WHAT TO PRODUCE »
Though the entries contain pictures, the copy you make should hold only the rest, exactly as written.

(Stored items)

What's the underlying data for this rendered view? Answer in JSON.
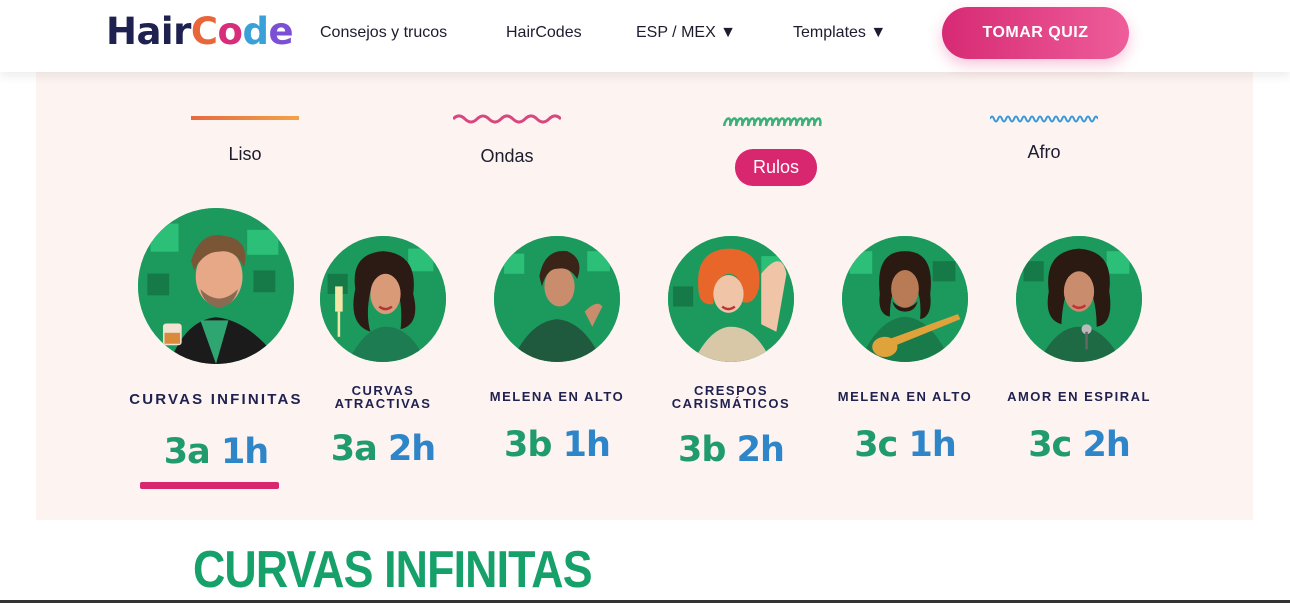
{
  "header": {
    "logo": {
      "hair": "Hair",
      "c": "C",
      "o": "o",
      "d": "d",
      "e": "e"
    },
    "nav": [
      {
        "label": "Consejos y trucos"
      },
      {
        "label": "HairCodes"
      },
      {
        "label": "ESP / MEX ▼"
      },
      {
        "label": "Templates ▼"
      }
    ],
    "cta_label": "TOMAR QUIZ"
  },
  "hair_types": [
    {
      "label": "Liso",
      "icon": "straight-line-icon",
      "selected": false
    },
    {
      "label": "Ondas",
      "icon": "wavy-line-icon",
      "selected": false
    },
    {
      "label": "Rulos",
      "icon": "curly-line-icon",
      "selected": true
    },
    {
      "label": "Afro",
      "icon": "coily-line-icon",
      "selected": false
    }
  ],
  "styles": [
    {
      "name": "CURVAS INFINITAS",
      "code_num": "3a",
      "code_sub": "1h",
      "selected": true
    },
    {
      "name_lines": [
        "CURVAS",
        "ATRACTIVAS"
      ],
      "code_num": "3a",
      "code_sub": "2h"
    },
    {
      "name": "MELENA EN ALTO",
      "code_num": "3b",
      "code_sub": "1h"
    },
    {
      "name_lines": [
        "CRESPOS",
        "CARISMÁTICOS"
      ],
      "code_num": "3b",
      "code_sub": "2h"
    },
    {
      "name": "MELENA EN ALTO",
      "code_num": "3c",
      "code_sub": "1h"
    },
    {
      "name": "AMOR EN ESPIRAL",
      "code_num": "3c",
      "code_sub": "2h"
    }
  ],
  "section_title": "CURVAS INFINITAS",
  "colors": {
    "accent": "#d8266f",
    "green": "#1fa063",
    "panel": "#fdf3f1",
    "navy": "#1f2150"
  }
}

TASK SOLUTION »
What's the underlying data for this rendered view? Answer in JSON.
{
  "header": {
    "logo": {
      "hair": "Hair",
      "c": "C",
      "o": "o",
      "d": "d",
      "e": "e"
    },
    "nav": [
      {
        "label": "Consejos y trucos"
      },
      {
        "label": "HairCodes"
      },
      {
        "label": "ESP / MEX ▼"
      },
      {
        "label": "Templates ▼"
      }
    ],
    "cta_label": "TOMAR QUIZ"
  },
  "hair_types": [
    {
      "label": "Liso",
      "icon": "straight-line-icon",
      "selected": false
    },
    {
      "label": "Ondas",
      "icon": "wavy-line-icon",
      "selected": false
    },
    {
      "label": "Rulos",
      "icon": "curly-line-icon",
      "selected": true
    },
    {
      "label": "Afro",
      "icon": "coily-line-icon",
      "selected": false
    }
  ],
  "styles": [
    {
      "name": "CURVAS INFINITAS",
      "code_num": "3a",
      "code_sub": "1h",
      "selected": true
    },
    {
      "name_lines": [
        "CURVAS",
        "ATRACTIVAS"
      ],
      "code_num": "3a",
      "code_sub": "2h"
    },
    {
      "name": "MELENA EN ALTO",
      "code_num": "3b",
      "code_sub": "1h"
    },
    {
      "name_lines": [
        "CRESPOS",
        "CARISMÁTICOS"
      ],
      "code_num": "3b",
      "code_sub": "2h"
    },
    {
      "name": "MELENA EN ALTO",
      "code_num": "3c",
      "code_sub": "1h"
    },
    {
      "name": "AMOR EN ESPIRAL",
      "code_num": "3c",
      "code_sub": "2h"
    }
  ],
  "section_title": "CURVAS INFINITAS",
  "colors": {
    "accent": "#d8266f",
    "green": "#1fa063",
    "panel": "#fdf3f1",
    "navy": "#1f2150"
  }
}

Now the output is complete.